I only wish someone would put me in time out. The rule is one minute of time out for every year old you are. Now that would be a good long time out!
So glad to see the l'atelier
is back in use:)

Sandy said...

ah what a great post, loved the photos you put up and also checked out "small"....

Sounds like you really enjoyed that time off.

Kim said...

Ruth,
Thanks for sharing your moment with us- Life is Now. And you get that.

My little get away is our boat. It is the place where I can just be. Soon it will be most weekends that I can just be in the moment.

However, I am practicing being in the moment right now. I am blessed to have an office window that looks out to a spring green tree, dancing leaves and just in front of that window- an empty boss' chair (he's out today).

Peter said...

That first picture breaks my heart! I wouldn't care if it's a bit chilly, it's just too nice!

rauf said...

you have to tell me the difference between knowledge and learning Ruth, yes we have the knowledge but are we learning ?

A breed with very high IQ and no understanding or no commonsense is growing fast.

Now after a break i have many questions Ruth, have the humans evolved ? We have become more complicated but definitely not evolved.

Chill has over stayed at your place and heat is overstaying here.
The bugs and the birds are good teachers Ruth if we are willing to learn.

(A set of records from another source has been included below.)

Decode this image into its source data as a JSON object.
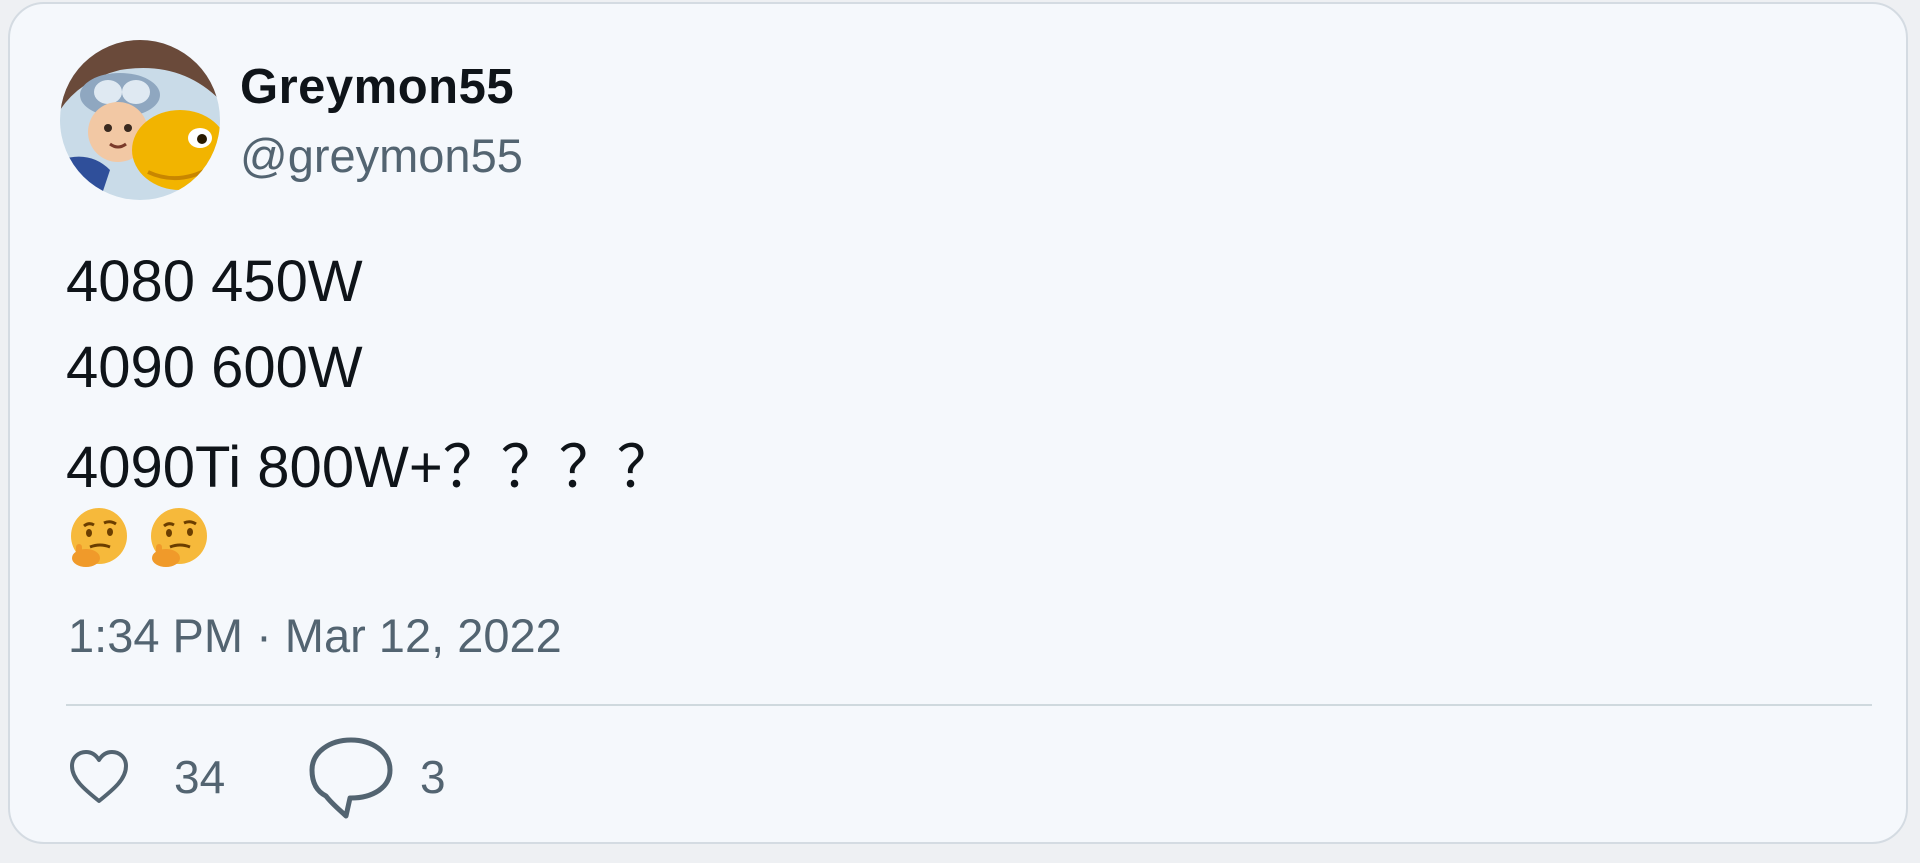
{
  "author": {
    "display_name": "Greymon55",
    "handle": "@greymon55",
    "avatar_icon": "cartoon-character-avatar"
  },
  "tweet": {
    "lines": [
      "4080 450W",
      "4090 600W",
      "4090Ti 800W+？？？？"
    ],
    "emojis": [
      "thinking-face-emoji",
      "thinking-face-emoji"
    ],
    "timestamp": "1:34 PM · Mar 12, 2022"
  },
  "actions": {
    "like": {
      "icon": "heart-outline-icon",
      "count": "34"
    },
    "reply": {
      "icon": "speech-bubble-icon",
      "count": "3"
    }
  },
  "colors": {
    "card_background": "#f5f8fc",
    "border": "#d4dbe2",
    "primary_text": "#0f1419",
    "secondary_text": "#536471",
    "emoji_yellow": "#f6b93b"
  }
}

Ruth said...

That is good, Anet.

Babies and pre-schoolers don't like naps either. Boy do I love me a nap.

Ruth said...

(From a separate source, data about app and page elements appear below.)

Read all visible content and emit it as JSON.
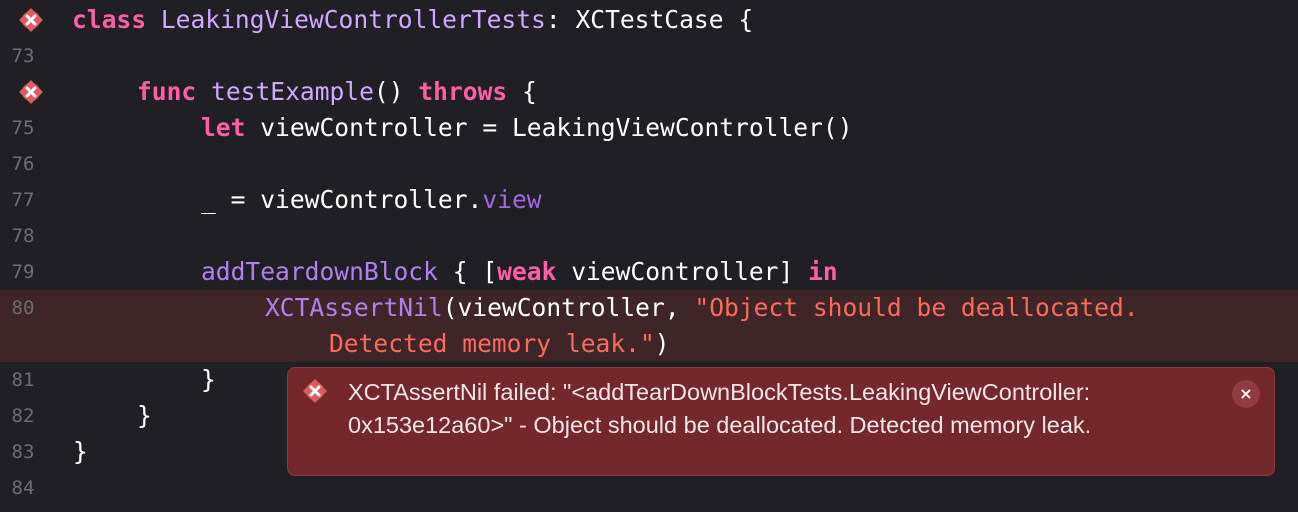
{
  "editor": {
    "lines": [
      {
        "number": "",
        "error": true,
        "code": [
          "class",
          " LeakingViewControllerTests",
          ": ",
          "XCTestCase",
          " {"
        ]
      },
      {
        "number": "73"
      },
      {
        "number": "",
        "error": true,
        "code": [
          "func",
          " ",
          "testExample",
          "() ",
          "throws",
          " {"
        ]
      },
      {
        "number": "75",
        "code": [
          "let",
          " viewController = ",
          "LeakingViewController",
          "()"
        ]
      },
      {
        "number": "76"
      },
      {
        "number": "77",
        "code": [
          "_ = viewController.",
          "view"
        ]
      },
      {
        "number": "78"
      },
      {
        "number": "79",
        "code": [
          "addTeardownBlock",
          " { [",
          "weak",
          " viewController] ",
          "in"
        ]
      },
      {
        "number": "80",
        "code": [
          "XCTAssertNil",
          "(viewController, ",
          "\"Object should be deallocated."
        ]
      },
      {
        "number": "",
        "code": [
          "Detected memory leak.\"",
          ")"
        ]
      },
      {
        "number": "81",
        "code": [
          "}"
        ]
      },
      {
        "number": "82",
        "code": [
          "}"
        ]
      },
      {
        "number": "83",
        "code": [
          "}"
        ]
      },
      {
        "number": "84"
      }
    ]
  },
  "error_popup": {
    "message_line1": "XCTAssertNil failed: \"<addTearDownBlockTests.LeakingViewController:",
    "message_line2": "0x153e12a60>\" - Object should be deallocated. Detected memory leak.",
    "close_label": "×"
  },
  "colors": {
    "background": "#1f1f24",
    "keyword": "#fc5fa3",
    "type": "#d0a8ff",
    "string": "#fc6a5d",
    "error_highlight": "#3d2528",
    "popup_background": "#74282c"
  },
  "icons": {
    "error_marker": "error-x-icon",
    "close": "close-icon"
  }
}
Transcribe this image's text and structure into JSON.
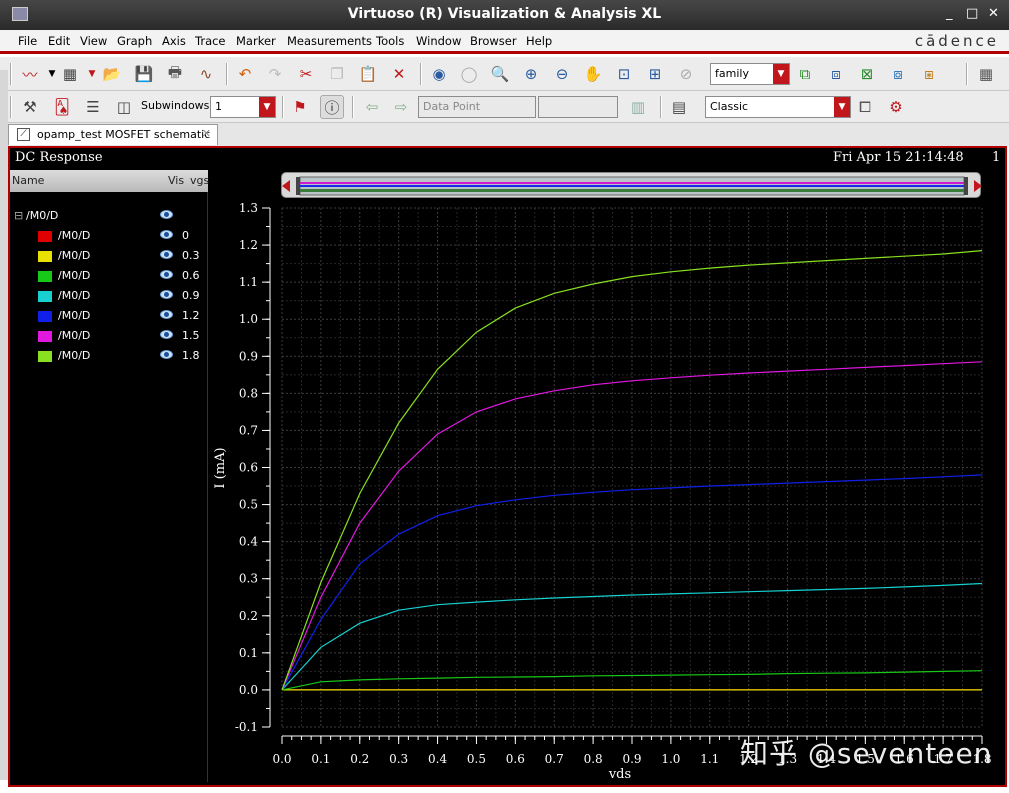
{
  "window": {
    "title": "Virtuoso (R) Visualization & Analysis XL",
    "brand": "cādence"
  },
  "menu": [
    "File",
    "Edit",
    "View",
    "Graph",
    "Axis",
    "Trace",
    "Marker",
    "Measurements",
    "Tools",
    "Window",
    "Browser",
    "Help"
  ],
  "toolbar": {
    "family_combo": "family",
    "subwindows_label": "Subwindows:",
    "subwindows_value": "1",
    "data_point_combo": "Data Point",
    "style_combo": "Classic"
  },
  "tab": {
    "label": "opamp_test MOSFET schematic"
  },
  "graph": {
    "header_title": "DC Response",
    "header_date": "Fri Apr 15 21:14:48",
    "subwindow_number": "1",
    "watermark": "知乎 @seventeen"
  },
  "legend": {
    "columns": [
      "Name",
      "Vis",
      "vgs"
    ],
    "group": "/M0/D",
    "rows": [
      {
        "name": "/M0/D",
        "vgs": "0",
        "color": "#e00000"
      },
      {
        "name": "/M0/D",
        "vgs": "0.3",
        "color": "#e8e000"
      },
      {
        "name": "/M0/D",
        "vgs": "0.6",
        "color": "#18c818"
      },
      {
        "name": "/M0/D",
        "vgs": "0.9",
        "color": "#18d0d0"
      },
      {
        "name": "/M0/D",
        "vgs": "1.2",
        "color": "#1020e8"
      },
      {
        "name": "/M0/D",
        "vgs": "1.5",
        "color": "#e018e0"
      },
      {
        "name": "/M0/D",
        "vgs": "1.8",
        "color": "#88e020"
      }
    ]
  },
  "chart_data": {
    "type": "line",
    "xlabel": "vds",
    "ylabel": "I (mA)",
    "xlim": [
      0,
      1.8
    ],
    "ylim": [
      -0.1,
      1.3
    ],
    "xticks": [
      "0.0",
      "0.1",
      "0.2",
      "0.3",
      "0.4",
      "0.5",
      "0.6",
      "0.7",
      "0.8",
      "0.9",
      "1.0",
      "1.1",
      "1.2",
      "1.3",
      "1.4",
      "1.5",
      "1.6",
      "1.7",
      "1.8"
    ],
    "yticks": [
      "-0.1",
      "0.0",
      "0.1",
      "0.2",
      "0.3",
      "0.4",
      "0.5",
      "0.6",
      "0.7",
      "0.8",
      "0.9",
      "1.0",
      "1.1",
      "1.2",
      "1.3"
    ],
    "grid": true,
    "x": [
      0,
      0.1,
      0.2,
      0.3,
      0.4,
      0.5,
      0.6,
      0.7,
      0.8,
      0.9,
      1.0,
      1.1,
      1.2,
      1.3,
      1.4,
      1.5,
      1.6,
      1.7,
      1.8
    ],
    "series": [
      {
        "name": "0",
        "color": "#e00000",
        "values": [
          0,
          0,
          0,
          0,
          0,
          0,
          0,
          0,
          0,
          0,
          0,
          0,
          0,
          0,
          0,
          0,
          0,
          0,
          0
        ]
      },
      {
        "name": "0.3",
        "color": "#e8e000",
        "values": [
          0,
          0,
          0,
          0,
          0,
          0,
          0,
          0,
          0,
          0,
          0,
          0,
          0,
          0,
          0,
          0,
          0,
          0,
          0
        ]
      },
      {
        "name": "0.6",
        "color": "#18c818",
        "values": [
          0,
          0.022,
          0.027,
          0.03,
          0.032,
          0.034,
          0.035,
          0.036,
          0.038,
          0.039,
          0.04,
          0.041,
          0.042,
          0.044,
          0.045,
          0.046,
          0.048,
          0.05,
          0.052
        ]
      },
      {
        "name": "0.9",
        "color": "#18d0d0",
        "values": [
          0,
          0.115,
          0.18,
          0.215,
          0.23,
          0.237,
          0.243,
          0.248,
          0.252,
          0.256,
          0.259,
          0.262,
          0.265,
          0.268,
          0.271,
          0.274,
          0.278,
          0.282,
          0.287
        ]
      },
      {
        "name": "1.2",
        "color": "#1020e8",
        "values": [
          0,
          0.19,
          0.34,
          0.42,
          0.47,
          0.497,
          0.513,
          0.525,
          0.533,
          0.54,
          0.545,
          0.55,
          0.554,
          0.558,
          0.562,
          0.566,
          0.57,
          0.575,
          0.58
        ]
      },
      {
        "name": "1.5",
        "color": "#e018e0",
        "values": [
          0,
          0.25,
          0.45,
          0.59,
          0.69,
          0.75,
          0.785,
          0.807,
          0.823,
          0.834,
          0.842,
          0.849,
          0.855,
          0.86,
          0.865,
          0.87,
          0.875,
          0.88,
          0.885
        ]
      },
      {
        "name": "1.8",
        "color": "#88e020",
        "values": [
          0,
          0.29,
          0.53,
          0.72,
          0.865,
          0.965,
          1.03,
          1.07,
          1.095,
          1.115,
          1.128,
          1.138,
          1.146,
          1.152,
          1.158,
          1.164,
          1.17,
          1.176,
          1.185
        ]
      }
    ]
  }
}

Sandy, somehow I got myself back into posting a photo a day (used to do East Lansing Daily Photo), but I'm enjoying it at small. It seems to be different somehow - smaller.

I hope California isn't getting too hot for you and the grandbabies.

Ruth said...

You hit it there, Kim - we need to stop waiting for l'atelier or the boat for time outs. Those are important too, but we have to be meditative through the day if we're going to stay sane and not stressed. I can picture you there staring at your tree. Oh yes, boss being out really helps!

Ruth said...

Glad you like it, Peter - I think!

Ruth said...

So if we learn from Nature, rauf, I guess it will be about survival. What will survive of these complications?

I don't think it's an accident that people are drawn to "vintage" this and that - to a former time when we perceive life as slower, more organic. Every time has its negatives though.

What does this moment have to teach me?

VaNeSsA said...

This is why I (and all these other people)love you, Ruth. Your writing is so clear, so colorful, that I can feel myself in the space and place you describe. Thanks for another lovely post.

Ruth said...

Thank you, VaNeSsA, your warmth and kindness comes through the cyber waves.